= Beginning of Section =
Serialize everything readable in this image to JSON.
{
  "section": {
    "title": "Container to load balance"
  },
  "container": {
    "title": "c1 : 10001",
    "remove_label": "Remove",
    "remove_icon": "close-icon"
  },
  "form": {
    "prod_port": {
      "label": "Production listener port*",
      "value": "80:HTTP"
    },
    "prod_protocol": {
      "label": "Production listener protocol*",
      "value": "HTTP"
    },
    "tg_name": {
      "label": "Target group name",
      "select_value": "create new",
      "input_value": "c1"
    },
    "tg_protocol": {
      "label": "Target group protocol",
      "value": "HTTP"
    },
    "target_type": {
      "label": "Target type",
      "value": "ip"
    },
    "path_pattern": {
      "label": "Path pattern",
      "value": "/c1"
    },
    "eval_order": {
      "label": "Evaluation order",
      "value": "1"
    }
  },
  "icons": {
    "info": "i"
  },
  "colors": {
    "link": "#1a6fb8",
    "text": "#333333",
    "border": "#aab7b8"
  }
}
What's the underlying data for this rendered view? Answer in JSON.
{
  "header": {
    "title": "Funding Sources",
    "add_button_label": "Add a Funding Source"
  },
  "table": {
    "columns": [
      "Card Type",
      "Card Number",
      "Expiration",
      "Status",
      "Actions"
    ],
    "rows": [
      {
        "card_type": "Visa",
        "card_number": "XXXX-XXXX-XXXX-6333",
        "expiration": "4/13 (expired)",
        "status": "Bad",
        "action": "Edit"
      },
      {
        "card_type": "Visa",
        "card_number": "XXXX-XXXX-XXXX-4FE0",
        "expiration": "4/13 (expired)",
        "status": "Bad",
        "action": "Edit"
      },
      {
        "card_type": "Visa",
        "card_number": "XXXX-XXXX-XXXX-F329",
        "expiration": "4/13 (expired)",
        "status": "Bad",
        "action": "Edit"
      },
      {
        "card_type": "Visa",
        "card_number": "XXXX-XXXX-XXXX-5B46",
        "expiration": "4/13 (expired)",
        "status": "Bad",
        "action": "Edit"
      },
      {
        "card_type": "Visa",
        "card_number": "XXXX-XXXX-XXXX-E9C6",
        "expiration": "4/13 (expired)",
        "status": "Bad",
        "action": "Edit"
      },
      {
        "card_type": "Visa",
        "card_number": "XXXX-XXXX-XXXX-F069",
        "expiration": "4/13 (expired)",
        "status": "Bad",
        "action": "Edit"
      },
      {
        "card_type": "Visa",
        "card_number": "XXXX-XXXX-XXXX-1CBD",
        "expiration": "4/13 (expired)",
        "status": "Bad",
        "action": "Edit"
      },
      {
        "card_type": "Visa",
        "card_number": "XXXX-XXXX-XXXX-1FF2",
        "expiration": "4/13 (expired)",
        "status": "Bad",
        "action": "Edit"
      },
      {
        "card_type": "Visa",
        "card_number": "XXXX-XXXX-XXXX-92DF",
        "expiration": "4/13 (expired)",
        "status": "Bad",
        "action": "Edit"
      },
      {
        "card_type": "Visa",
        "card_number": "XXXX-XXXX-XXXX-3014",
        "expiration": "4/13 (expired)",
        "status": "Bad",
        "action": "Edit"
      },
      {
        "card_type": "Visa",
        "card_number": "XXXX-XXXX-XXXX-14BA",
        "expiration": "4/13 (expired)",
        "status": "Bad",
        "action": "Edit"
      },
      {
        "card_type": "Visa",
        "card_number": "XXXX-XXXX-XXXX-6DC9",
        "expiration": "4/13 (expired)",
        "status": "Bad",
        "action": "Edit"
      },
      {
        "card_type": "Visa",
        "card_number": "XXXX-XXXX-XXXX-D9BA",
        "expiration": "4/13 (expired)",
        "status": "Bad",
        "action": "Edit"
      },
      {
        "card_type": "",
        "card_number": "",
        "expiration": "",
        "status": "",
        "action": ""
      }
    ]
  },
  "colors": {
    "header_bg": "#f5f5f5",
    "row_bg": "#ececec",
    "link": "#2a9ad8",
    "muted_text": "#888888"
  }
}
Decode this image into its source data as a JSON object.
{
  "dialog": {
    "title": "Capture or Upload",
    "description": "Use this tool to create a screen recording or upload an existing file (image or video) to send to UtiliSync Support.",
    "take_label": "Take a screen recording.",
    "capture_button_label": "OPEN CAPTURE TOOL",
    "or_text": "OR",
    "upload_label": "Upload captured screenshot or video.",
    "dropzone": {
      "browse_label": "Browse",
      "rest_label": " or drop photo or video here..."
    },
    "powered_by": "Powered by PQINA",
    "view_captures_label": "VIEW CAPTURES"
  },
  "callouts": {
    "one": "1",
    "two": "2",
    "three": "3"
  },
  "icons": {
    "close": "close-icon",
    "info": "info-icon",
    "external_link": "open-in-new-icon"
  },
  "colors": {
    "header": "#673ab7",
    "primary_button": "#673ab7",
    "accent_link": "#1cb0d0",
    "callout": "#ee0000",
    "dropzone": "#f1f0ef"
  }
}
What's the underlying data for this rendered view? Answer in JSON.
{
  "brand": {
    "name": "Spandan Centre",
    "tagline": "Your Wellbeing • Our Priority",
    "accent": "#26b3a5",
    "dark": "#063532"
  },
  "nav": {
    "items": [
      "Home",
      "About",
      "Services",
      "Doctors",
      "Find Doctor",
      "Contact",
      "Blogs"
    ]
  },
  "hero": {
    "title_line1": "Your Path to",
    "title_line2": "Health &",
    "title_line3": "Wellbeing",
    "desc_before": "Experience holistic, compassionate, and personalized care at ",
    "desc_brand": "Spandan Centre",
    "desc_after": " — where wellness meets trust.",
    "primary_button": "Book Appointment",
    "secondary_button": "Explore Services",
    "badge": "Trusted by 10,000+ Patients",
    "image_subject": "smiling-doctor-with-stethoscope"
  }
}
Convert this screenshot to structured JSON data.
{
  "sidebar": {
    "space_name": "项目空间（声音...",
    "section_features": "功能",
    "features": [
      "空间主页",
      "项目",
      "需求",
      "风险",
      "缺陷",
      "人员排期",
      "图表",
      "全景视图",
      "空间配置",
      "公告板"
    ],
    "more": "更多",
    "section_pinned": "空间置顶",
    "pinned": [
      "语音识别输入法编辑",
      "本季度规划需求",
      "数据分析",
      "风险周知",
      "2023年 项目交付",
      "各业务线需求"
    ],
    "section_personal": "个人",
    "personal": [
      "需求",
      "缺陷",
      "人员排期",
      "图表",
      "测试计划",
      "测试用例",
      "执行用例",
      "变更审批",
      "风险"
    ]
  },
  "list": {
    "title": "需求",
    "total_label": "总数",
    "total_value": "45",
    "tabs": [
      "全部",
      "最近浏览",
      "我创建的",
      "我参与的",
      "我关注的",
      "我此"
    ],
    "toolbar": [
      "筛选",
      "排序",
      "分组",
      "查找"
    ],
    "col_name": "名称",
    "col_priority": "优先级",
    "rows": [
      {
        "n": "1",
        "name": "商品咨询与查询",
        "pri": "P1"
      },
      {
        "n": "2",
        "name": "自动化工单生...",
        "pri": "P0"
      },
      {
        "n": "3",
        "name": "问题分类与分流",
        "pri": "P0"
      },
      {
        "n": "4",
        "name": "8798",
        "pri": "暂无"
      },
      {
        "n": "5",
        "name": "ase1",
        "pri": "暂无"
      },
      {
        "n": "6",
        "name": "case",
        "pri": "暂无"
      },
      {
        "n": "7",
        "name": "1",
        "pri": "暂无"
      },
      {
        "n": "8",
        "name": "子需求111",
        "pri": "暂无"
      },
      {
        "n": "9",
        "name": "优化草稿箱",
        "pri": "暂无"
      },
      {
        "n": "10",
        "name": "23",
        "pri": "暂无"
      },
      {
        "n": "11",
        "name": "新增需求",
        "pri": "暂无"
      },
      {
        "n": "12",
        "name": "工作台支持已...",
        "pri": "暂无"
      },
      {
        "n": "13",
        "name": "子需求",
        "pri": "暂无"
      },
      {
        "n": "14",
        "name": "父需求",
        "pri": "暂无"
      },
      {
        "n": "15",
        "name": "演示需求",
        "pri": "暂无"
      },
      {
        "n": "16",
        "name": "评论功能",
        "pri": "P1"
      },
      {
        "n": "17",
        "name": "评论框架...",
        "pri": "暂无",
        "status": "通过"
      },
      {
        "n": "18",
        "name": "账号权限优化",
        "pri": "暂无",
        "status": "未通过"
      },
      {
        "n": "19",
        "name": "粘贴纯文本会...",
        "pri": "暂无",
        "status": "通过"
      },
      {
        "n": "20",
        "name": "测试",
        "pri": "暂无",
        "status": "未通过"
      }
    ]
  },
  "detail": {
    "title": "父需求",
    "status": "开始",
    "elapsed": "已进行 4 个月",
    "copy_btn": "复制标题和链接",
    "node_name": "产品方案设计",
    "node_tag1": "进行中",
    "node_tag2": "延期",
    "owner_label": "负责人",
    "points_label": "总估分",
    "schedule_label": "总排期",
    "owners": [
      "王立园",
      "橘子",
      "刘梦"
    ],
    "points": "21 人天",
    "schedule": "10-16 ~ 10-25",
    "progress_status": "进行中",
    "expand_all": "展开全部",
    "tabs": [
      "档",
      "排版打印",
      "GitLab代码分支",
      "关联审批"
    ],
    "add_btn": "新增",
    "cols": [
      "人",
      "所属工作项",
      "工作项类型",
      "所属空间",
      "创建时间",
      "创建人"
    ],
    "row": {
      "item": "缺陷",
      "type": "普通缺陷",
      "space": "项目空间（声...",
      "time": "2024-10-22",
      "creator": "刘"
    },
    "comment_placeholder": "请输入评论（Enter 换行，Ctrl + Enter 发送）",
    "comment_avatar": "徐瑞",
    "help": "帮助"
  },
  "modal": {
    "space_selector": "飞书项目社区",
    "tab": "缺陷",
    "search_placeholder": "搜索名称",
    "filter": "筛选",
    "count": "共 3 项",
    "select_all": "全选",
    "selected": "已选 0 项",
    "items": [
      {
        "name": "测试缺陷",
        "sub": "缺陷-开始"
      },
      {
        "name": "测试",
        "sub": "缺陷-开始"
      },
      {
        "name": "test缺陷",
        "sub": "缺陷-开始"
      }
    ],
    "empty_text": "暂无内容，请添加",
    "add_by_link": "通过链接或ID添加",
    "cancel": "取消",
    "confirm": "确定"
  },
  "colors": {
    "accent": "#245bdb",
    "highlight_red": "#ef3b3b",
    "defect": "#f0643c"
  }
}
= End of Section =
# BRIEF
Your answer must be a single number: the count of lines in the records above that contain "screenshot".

# TASK OUTPUT
2